(Updated to reflect stock prices at the market close.)
NEW YORK (
) -- The run-up continues in the dry-bulk shipping industry, though some market participants worry that both shipping rates and the prices of dry-bulk stocks may be approaching a peak.
For the time being, however, strong demand for marine transport services continues to drive rates higher. The Baltic Dry Index, which tracks daily changes on the spot market for vessels of all sizes, surged 6% Wednesday to 4,543. The going daily fee for a capesize ship, the largest bulk carriers in the world, jumped even more, gaining 8% to an average $88,560.
And it looks like those average capesize rates may go higher yet.
, the huge Australian miner, booked a few capsizes on Wednesday for voyages to China at $105,000 to $112,000 a day roundtrip, up from $100,000 on Tuesday.
Dry-bulk share prices followed the move in rates again Wednesday, continuing a rally that has captivated the markets since midweek last week. The rally has been strong enough that worriers have emerged to wonder aloud about its sustainability. Martin Korsvold, an analyst at the Norwegian investment bank Pareto Securities, said in a research note Wednesday that "we sensed a higher degree of nervousness yesterday, with fears that the market may have peaked." But, he wrote, "As of yet we do not have any firm evidence of this happening."
Shipping-rate futures (known as forward freight assessments, or FFAs) peg the capesize rate in the first quarter of 2010 at $55,000 per day, which signals, of course, that some people believe that rates will fall. But Korsvold said in his note that if spot-rates hold at present levels over the near term, the futures contracts will need to rise and close the gap. On the other hand, he added, "Equities have been stretched and we expect a broad selloff if the market decides we have peaked."
Leading the advancers this time around was
, whose stock leapt more than 14% to the trading day at $8.40 on heavy volume, though that's still down from the year high of $11.70, reached in early June.
Early June is significant, however, since that's the last time spot shipping rates broke through $90,000 a day, pushed higher by avid Chinese raw-materials stockpiling.
Among other big movers to the upside Wednesday, shares of
Eagle Bulk Shipping
added more than 10.8% to close the day at $6.75;
jumped more than 12.3% to $5.02; and
rose by more than 5.5% to finish at $9.40.
Genco Shipping & Trading's
stock price rose 3.8% to $28.25;
advanced 4.6% to $17.97 and
( TBSI) picked up almost 4.3% to close the trading day at $8.75.
Notably in the red for much of Wednesday morning were shares of industry fan-favorite
. The stock was down about 1% to $6.99 before rallying into positive territory in afternoon trading Wednesday. Shares of DryShips closed at $7.14, up more than 1.2% from the previous session on heavier-than-average volume.
The company announced the previous evening that it would raise $300 million by offering a series of convertible notes, using the proceeds for its drill-ships business. DryShips also said it would enter into a share-loan agreement with Deutsche Bank and that it was able to achieve another waiver on yet another batch of debt.

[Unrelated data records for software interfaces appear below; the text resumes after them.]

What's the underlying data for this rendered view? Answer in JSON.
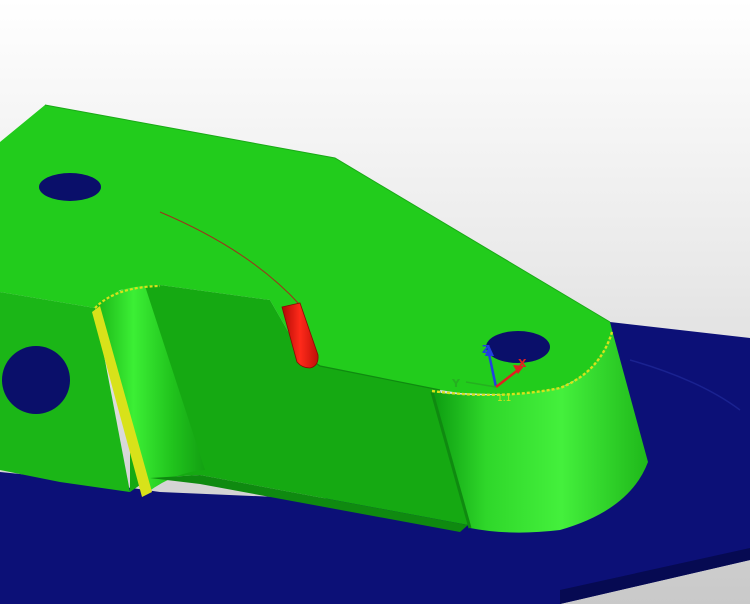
{
  "viewport": {
    "background_top": "#ffffff",
    "background_bottom": "#c9c9c9"
  },
  "colors": {
    "part_top": "#22cc1c",
    "part_side": "#15a912",
    "part_shadow": "#0f8a10",
    "fillet_highlight": "#3bef36",
    "base_plate": "#0c1077",
    "base_plate_edge": "#060a52",
    "hole": "#0a0f6a",
    "selected_feature": "#e0180c",
    "selected_edge": "#d8e21a",
    "axis_x": "#e02020",
    "axis_y": "#25b020",
    "axis_z": "#2040e0"
  },
  "triad": {
    "x_label": "X",
    "y_label": "Y",
    "z_label": "Z",
    "origin_label": "1.1"
  }
}
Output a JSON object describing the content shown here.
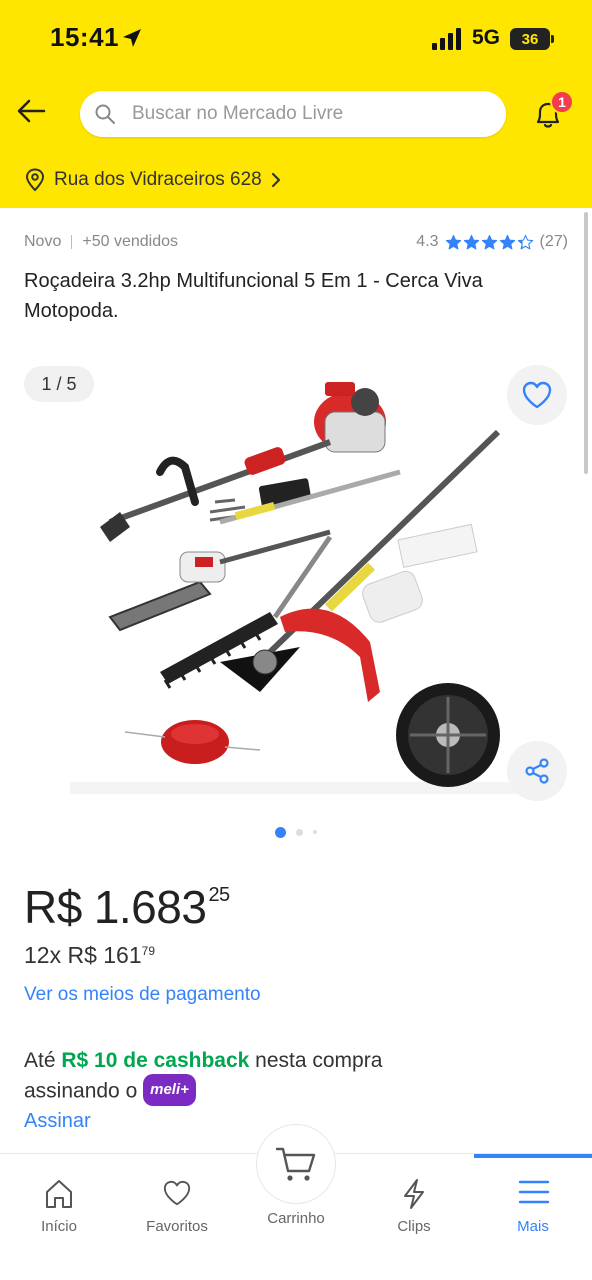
{
  "status_bar": {
    "time": "15:41",
    "network": "5G",
    "battery": "36"
  },
  "header": {
    "search_placeholder": "Buscar no Mercado Livre",
    "notification_count": "1",
    "address": "Rua dos Vidraceiros 628"
  },
  "product": {
    "condition": "Novo",
    "sold": "+50 vendidos",
    "rating": "4.3",
    "rating_stars": 4.3,
    "reviews": "(27)",
    "title": "Roçadeira 3.2hp Multifuncional 5 Em 1 - Cerca Viva Motopoda.",
    "image_counter": "1 / 5",
    "price_currency": "R$",
    "price_int": "1.683",
    "price_cents": "25",
    "installments_prefix": "12x R$",
    "installment_int": "161",
    "installment_cents": "79",
    "payment_link": "Ver os meios de pagamento",
    "cashback_prefix": "Até",
    "cashback_amount": "R$ 10 de cashback",
    "cashback_mid": "nesta compra",
    "cashback_line2": "assinando o",
    "meli_plus": "meli+",
    "subscribe": "Assinar"
  },
  "colors": {
    "brand_yellow": "#ffe600",
    "link_blue": "#3483fa",
    "cashback_green": "#00a650",
    "meli_plus_purple": "#7b2bc1"
  },
  "bottom_nav": {
    "items": [
      {
        "label": "Início",
        "icon": "home-icon"
      },
      {
        "label": "Favoritos",
        "icon": "heart-icon"
      },
      {
        "label": "Carrinho",
        "icon": "cart-icon"
      },
      {
        "label": "Clips",
        "icon": "clips-icon"
      },
      {
        "label": "Mais",
        "icon": "menu-icon",
        "active": true
      }
    ]
  }
}
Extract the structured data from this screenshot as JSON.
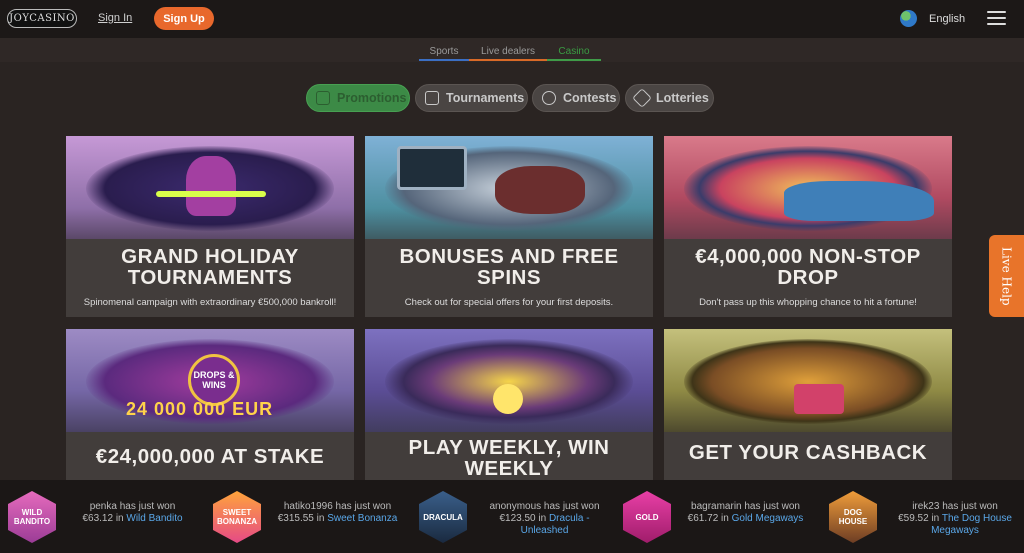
{
  "header": {
    "logo": "JOYCASINO",
    "sign_in": "Sign In",
    "sign_up": "Sign Up",
    "language": "English",
    "menu_icon": "hamburger-menu-icon",
    "globe_icon": "globe-icon"
  },
  "subtabs": [
    {
      "label": "Sports",
      "color": "#3b6fc4"
    },
    {
      "label": "Live dealers",
      "color": "#d96a27"
    },
    {
      "label": "Casino",
      "color": "#3f9b48",
      "active": true
    }
  ],
  "pills": [
    {
      "label": "Promotions",
      "icon": "gift-icon",
      "active": true
    },
    {
      "label": "Tournaments",
      "icon": "trophy-icon"
    },
    {
      "label": "Contests",
      "icon": "medal-icon"
    },
    {
      "label": "Lotteries",
      "icon": "ticket-icon"
    }
  ],
  "cards": [
    {
      "title": "GRAND HOLIDAY TOURNAMENTS",
      "text": "Spinomenal campaign with extraordinary €500,000 bankroll!"
    },
    {
      "title": "BONUSES AND FREE SPINS",
      "text": "Check out for special offers for your first deposits."
    },
    {
      "title": "€4,000,000 NON-STOP DROP",
      "text": "Don't pass up this whopping chance to hit a fortune!"
    },
    {
      "title": "€24,000,000 AT STAKE",
      "badge": "DROPS & WINS",
      "jackpot": "24 000 000 EUR"
    },
    {
      "title": "PLAY WEEKLY, WIN WEEKLY"
    },
    {
      "title": "GET YOUR CASHBACK"
    }
  ],
  "live_help": "Live Help",
  "winners": [
    {
      "text": "penka has just won",
      "amount": "€63.12 in",
      "game": "Wild Bandito",
      "badge": "WILD BANDITO"
    },
    {
      "text": "hatiko1996 has just won",
      "amount": "€315.55 in",
      "game": "Sweet Bonanza",
      "badge": "SWEET BONANZA"
    },
    {
      "text": "anonymous has just won",
      "amount": "€123.50 in",
      "game": "Dracula - Unleashed",
      "badge": "DRACULA"
    },
    {
      "text": "bagramarin has just won",
      "amount": "€61.72 in",
      "game": "Gold Megaways",
      "badge": "GOLD"
    },
    {
      "text": "irek23 has just won",
      "amount": "€59.52 in",
      "game": "The Dog House Megaways",
      "badge": "DOG HOUSE"
    }
  ]
}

Investors have been awaiting an announcement from DryShips that it has inked charter contracts for two drill-vessel newbuildings, which will allow it to secure a $1 billion gap in the financing it requires to pay for the ships. Market players are also hoping for word of an IPO of that drill-ships division.
-- Written by Scott Eden in New York
Follow TheStreet.com on
and become a fan on
Scott Eden has covered business -- both large and small -- for more than a decade. Prior to joining TheStreet.com, he worked as a features reporter for Dealmaker and Trader Monthly magazines. Before that, he wrote for the Chicago Reader, that city's weekly paper. Early in his career, he was a staff reporter at the Dow Jones News Service. His reporting has appeared in The Wall Street Journal, Men's Journal, the St. Petersburg (Fla.) Times, and the Believer magazine, among other publications. He's also the author of Touchdown Jesus (Simon & Schuster, 2005), a nonfiction book about Notre Dame football fans and the business and politics of big-time college sports. He has degrees from Notre Dame and Washington University in St. Louis.